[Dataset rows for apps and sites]
- Opening Delimiter -

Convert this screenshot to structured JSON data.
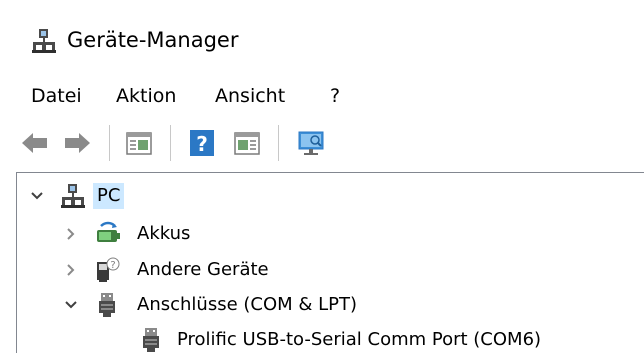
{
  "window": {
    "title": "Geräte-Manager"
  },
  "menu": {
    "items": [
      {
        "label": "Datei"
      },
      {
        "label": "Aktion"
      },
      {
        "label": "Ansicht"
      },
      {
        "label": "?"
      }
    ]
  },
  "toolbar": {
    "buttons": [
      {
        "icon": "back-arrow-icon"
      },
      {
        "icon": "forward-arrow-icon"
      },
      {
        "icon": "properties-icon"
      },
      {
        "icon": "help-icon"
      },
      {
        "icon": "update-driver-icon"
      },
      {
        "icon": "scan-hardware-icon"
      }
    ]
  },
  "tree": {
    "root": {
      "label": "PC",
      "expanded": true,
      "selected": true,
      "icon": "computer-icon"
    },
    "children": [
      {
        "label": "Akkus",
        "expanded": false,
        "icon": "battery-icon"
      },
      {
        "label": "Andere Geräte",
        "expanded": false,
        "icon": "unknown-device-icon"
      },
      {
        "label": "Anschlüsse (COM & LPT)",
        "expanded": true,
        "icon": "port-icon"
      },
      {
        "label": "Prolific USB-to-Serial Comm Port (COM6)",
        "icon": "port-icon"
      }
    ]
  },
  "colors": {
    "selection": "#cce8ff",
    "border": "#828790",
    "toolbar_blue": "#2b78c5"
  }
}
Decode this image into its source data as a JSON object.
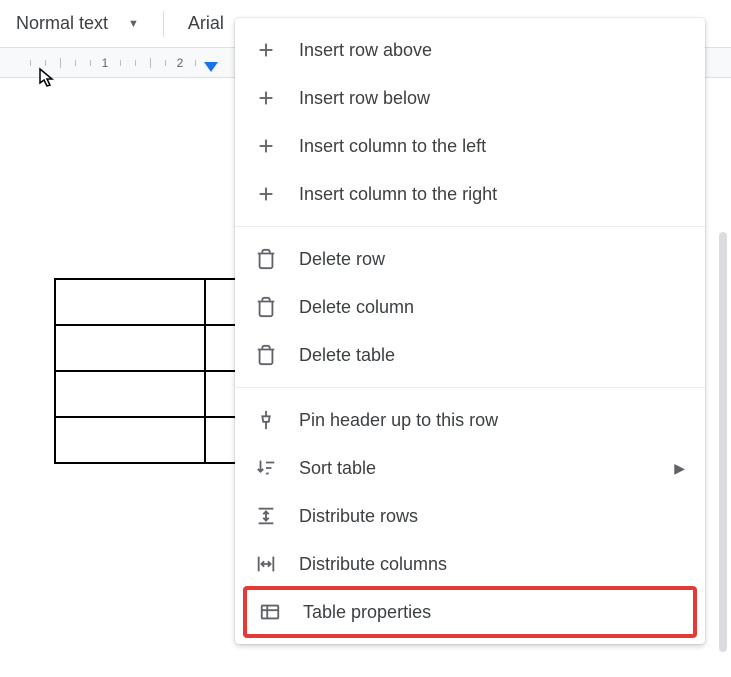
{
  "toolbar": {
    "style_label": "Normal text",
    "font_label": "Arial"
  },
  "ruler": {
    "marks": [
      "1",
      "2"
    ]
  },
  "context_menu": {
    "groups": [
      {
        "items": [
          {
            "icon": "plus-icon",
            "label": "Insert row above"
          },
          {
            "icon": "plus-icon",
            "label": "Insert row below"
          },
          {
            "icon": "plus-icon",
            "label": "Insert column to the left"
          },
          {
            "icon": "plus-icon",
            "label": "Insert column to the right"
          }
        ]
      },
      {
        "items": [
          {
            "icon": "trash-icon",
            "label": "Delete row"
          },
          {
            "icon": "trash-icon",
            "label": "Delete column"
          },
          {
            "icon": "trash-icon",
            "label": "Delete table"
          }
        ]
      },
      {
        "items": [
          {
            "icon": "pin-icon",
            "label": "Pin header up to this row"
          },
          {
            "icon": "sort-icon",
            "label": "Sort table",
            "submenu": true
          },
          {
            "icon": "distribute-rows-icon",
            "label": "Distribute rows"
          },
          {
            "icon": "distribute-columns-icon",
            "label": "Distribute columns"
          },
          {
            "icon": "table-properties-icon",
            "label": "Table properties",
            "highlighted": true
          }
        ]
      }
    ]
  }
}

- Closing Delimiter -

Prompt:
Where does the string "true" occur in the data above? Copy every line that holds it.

Output of the task:
      "expanded": true,
      "selected": true,
        "expanded": true,
            "submenu": true
            "highlighted": true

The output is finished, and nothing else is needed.